You might think this is a little unsophisticated as a way to know God. In truth, the way I have learned to pray goes against everything I’ve come to know as being a rational, powerful adult. Imagining the invisible and talking about it takes courage that some call faith.
Besides spending about twenty minutes a day in the morning davening, I spend a few minutes before I go to sleep reflecting on the miracle of sleep and awakening, asking that terrible thoughts and feelings stay away, and reviewing the day. I say the Shema and end with the last words of Adon Olam, “Into Your hand I entrust my spirit, while I sleep and awaken. With my spirit and body, You are with me and I am not afraid.” This prayer is so effective that I rarely finish it.
Because of my practice, I have moments throughout the day when I also feel God’s presence. When I’m listening to the radio in the car and hear a song from 1962, it takes me back to a summer day at my grandparents’ house on the Great South Bay of Long Island. I stop at that memory and enter into it.
What information do those feelings bring when I think of Grandma’s faded immaculate housedress and Grandpa bending over his prized tomato plants next to the hammock I fell out of a dozen times with my cousins? Although they have been dead for decades, I thank God for memory and for relationship that never ends while I have it. In that moment, I remember the joy and ease of sitting on the dock and eating plums, no worries of where they came from and how much they cost. It’s taken me a long time to say thank You for that day of pleasure.
The Jewish dance has always been like the fiddler on the roof, carefully balancing the realities of the moment with the dream of the ancestors. Each generation has the responsibility to find Torah in its time, and while Torah and God are unchanging, the way to access them does. Chabad may argue with this, but I don’t smell the fragrance of sacrificial lambs coming from their altar. Judaism still lives because for three thousand years it has continually changed its approach to God as it has evolved and matured in its understanding of God.
Why did they sacrifice their choicest animals? Like almost everything in Jewish ritual, the practice originated with neighboring cultures. What distinguished Jewish sacrifice was that it wasn’t done in fear but in love. “Here, God, is my best calf. I give her to you to remember where life comes from. I don’t want to learn this by losing a dear one or myself. So, in giving you a calf, I thank You for all You’ve given me.”

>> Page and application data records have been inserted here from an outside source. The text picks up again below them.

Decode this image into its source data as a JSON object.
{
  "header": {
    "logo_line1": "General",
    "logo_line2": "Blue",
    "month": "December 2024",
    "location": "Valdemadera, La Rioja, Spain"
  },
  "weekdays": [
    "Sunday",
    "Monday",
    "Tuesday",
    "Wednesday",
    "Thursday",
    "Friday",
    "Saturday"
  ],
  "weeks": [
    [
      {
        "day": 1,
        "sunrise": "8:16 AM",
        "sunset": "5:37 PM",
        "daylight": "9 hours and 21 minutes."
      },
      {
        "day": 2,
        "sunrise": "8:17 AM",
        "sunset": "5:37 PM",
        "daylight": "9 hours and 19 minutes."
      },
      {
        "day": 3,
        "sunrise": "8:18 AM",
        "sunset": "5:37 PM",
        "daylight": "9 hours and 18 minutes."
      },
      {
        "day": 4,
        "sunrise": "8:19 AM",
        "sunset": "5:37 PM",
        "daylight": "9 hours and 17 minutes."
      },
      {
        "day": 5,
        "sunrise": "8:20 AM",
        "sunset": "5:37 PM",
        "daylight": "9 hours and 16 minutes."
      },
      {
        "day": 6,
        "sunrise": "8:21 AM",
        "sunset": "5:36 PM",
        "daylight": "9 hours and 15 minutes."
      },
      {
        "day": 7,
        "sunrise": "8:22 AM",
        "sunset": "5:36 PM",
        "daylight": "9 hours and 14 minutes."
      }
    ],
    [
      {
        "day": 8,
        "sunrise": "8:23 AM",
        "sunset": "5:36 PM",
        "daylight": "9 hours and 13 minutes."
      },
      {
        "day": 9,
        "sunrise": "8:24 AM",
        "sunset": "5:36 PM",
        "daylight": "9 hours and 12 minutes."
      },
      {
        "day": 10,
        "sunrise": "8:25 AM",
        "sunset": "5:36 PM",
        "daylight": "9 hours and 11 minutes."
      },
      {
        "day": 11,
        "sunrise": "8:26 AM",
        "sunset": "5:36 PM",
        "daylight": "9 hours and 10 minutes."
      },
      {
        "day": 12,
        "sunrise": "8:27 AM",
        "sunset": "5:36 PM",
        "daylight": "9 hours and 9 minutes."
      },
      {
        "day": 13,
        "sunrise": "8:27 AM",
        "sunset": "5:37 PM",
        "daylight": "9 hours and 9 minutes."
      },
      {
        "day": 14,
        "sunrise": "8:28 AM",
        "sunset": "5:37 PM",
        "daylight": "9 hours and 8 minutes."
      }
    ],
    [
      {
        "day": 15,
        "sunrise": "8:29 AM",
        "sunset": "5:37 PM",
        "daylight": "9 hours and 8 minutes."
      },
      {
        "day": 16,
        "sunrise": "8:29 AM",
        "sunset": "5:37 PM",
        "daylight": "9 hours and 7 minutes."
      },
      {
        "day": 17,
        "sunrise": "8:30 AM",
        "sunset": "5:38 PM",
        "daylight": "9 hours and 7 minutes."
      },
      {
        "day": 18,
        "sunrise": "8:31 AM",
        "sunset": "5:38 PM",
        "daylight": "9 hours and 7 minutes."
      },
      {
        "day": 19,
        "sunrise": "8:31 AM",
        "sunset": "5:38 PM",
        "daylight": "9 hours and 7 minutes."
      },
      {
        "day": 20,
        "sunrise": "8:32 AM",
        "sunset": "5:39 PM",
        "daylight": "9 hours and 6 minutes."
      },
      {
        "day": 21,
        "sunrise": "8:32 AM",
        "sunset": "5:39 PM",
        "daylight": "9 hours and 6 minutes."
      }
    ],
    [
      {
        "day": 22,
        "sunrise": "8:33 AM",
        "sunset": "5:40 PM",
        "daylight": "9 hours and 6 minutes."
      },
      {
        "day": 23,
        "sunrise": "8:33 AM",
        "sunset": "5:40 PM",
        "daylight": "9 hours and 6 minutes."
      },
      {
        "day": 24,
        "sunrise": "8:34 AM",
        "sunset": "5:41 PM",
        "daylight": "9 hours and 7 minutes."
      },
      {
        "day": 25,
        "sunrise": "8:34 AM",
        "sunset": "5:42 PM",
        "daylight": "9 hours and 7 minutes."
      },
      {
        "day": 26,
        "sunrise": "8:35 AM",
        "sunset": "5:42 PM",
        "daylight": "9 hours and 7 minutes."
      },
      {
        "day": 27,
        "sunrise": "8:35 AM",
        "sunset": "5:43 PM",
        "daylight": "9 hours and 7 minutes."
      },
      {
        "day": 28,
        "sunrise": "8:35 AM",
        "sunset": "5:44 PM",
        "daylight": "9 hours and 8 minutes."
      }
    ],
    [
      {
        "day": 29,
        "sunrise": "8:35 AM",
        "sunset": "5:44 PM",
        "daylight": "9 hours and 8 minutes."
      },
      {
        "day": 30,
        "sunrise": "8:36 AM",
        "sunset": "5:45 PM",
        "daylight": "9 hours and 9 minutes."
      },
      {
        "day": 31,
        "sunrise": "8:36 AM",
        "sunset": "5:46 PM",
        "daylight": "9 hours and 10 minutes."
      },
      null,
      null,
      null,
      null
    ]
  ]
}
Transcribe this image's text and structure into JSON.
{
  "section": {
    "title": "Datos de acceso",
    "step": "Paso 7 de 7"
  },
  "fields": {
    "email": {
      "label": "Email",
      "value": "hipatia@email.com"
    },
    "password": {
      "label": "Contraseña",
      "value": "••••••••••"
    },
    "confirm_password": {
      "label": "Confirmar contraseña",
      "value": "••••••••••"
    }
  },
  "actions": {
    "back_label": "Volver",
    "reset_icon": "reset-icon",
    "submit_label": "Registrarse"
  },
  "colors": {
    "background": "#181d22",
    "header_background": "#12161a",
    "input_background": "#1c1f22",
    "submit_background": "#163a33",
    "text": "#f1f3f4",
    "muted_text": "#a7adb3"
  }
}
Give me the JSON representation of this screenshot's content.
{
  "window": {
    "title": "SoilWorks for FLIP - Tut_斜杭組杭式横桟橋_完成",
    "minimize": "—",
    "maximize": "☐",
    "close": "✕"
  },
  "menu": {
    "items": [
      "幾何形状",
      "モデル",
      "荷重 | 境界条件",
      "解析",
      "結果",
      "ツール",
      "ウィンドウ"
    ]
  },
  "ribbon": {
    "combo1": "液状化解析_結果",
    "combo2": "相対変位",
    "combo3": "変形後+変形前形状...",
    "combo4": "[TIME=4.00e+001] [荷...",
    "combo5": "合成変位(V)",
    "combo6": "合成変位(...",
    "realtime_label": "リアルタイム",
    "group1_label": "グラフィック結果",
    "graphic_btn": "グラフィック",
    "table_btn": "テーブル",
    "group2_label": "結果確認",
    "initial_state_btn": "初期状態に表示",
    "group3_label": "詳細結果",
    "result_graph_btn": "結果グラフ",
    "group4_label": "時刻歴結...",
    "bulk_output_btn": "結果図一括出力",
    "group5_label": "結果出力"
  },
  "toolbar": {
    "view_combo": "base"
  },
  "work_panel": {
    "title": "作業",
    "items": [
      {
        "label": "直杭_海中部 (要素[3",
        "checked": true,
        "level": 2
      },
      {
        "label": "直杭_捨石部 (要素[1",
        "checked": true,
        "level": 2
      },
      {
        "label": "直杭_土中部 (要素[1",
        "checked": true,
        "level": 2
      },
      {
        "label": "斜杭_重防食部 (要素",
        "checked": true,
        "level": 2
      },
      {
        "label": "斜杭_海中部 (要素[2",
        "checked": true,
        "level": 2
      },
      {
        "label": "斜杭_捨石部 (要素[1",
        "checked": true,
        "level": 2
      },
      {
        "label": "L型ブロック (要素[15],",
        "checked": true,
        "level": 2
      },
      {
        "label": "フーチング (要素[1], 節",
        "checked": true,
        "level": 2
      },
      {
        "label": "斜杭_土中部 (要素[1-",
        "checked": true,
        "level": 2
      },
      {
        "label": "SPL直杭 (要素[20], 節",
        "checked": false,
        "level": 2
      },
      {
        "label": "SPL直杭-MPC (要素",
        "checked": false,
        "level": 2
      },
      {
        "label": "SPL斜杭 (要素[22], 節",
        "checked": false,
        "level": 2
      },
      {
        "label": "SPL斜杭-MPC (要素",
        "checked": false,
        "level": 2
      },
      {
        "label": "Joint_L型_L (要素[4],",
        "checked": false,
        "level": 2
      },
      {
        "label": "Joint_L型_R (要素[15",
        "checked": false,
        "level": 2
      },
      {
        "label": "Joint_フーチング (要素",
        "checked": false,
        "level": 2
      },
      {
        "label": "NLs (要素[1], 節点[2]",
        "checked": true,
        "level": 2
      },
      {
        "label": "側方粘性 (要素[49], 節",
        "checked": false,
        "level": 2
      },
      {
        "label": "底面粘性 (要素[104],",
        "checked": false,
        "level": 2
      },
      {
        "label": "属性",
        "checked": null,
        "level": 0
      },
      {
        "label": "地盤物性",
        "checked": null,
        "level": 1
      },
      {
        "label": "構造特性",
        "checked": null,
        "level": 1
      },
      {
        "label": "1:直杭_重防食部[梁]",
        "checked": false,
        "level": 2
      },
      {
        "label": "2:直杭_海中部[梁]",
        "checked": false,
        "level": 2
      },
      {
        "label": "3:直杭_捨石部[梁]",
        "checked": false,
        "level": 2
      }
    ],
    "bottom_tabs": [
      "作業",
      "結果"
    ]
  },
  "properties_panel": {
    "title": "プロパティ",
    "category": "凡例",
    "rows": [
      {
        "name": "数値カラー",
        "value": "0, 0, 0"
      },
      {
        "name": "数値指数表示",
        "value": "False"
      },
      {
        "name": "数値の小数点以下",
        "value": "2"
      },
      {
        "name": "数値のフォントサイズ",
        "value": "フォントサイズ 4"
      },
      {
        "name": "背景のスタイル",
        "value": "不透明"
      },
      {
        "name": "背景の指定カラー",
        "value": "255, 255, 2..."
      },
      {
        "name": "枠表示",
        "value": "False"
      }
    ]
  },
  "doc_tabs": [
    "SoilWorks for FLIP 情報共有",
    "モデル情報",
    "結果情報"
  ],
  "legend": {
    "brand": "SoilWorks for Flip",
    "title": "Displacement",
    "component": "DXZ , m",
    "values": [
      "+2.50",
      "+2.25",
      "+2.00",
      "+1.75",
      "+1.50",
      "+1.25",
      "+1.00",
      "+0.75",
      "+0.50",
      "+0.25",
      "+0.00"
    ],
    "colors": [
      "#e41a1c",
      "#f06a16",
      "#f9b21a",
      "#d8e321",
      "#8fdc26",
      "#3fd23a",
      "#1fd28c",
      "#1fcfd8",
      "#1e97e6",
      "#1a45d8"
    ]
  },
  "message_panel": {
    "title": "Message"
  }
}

Why are we so reluctant to change the words of the siddur? There are thousands of prayer books, each reflecting the longing of a community, whether it is Polish, German, Ashkenazic, or Sephardic. All the books have one thing in common: a desire to feel God. For most of us, God is more imaginable as a friend than as a king. We don’t know how to relate to a monarch because we’ve never had one.
Every siddur, which means order, as in the word, seder, has the same structure that takes us through “Kol ha olamim, through the four worlds of action, feeling, thought, and contemplation. We begin in our bodies, move into our hearts to feel appreciation, bring our minds into awareness, and finally to stand before God and ask nakedly for what we need.
Rote prayer was easier than conscious prayer, yet I wanted more of God. By digging into the ancient wisdom revealed in the traditional service to find the pieces that have my name on them and by including my own words as well as contemporary readings, I’m getting to know myself better and am discovering the intention and power of prayer.
This is a great year to learn the healing power of davenen and to dedicate your life to live with an awareness of the numinous with all your heart, soul, and might. If not now, when?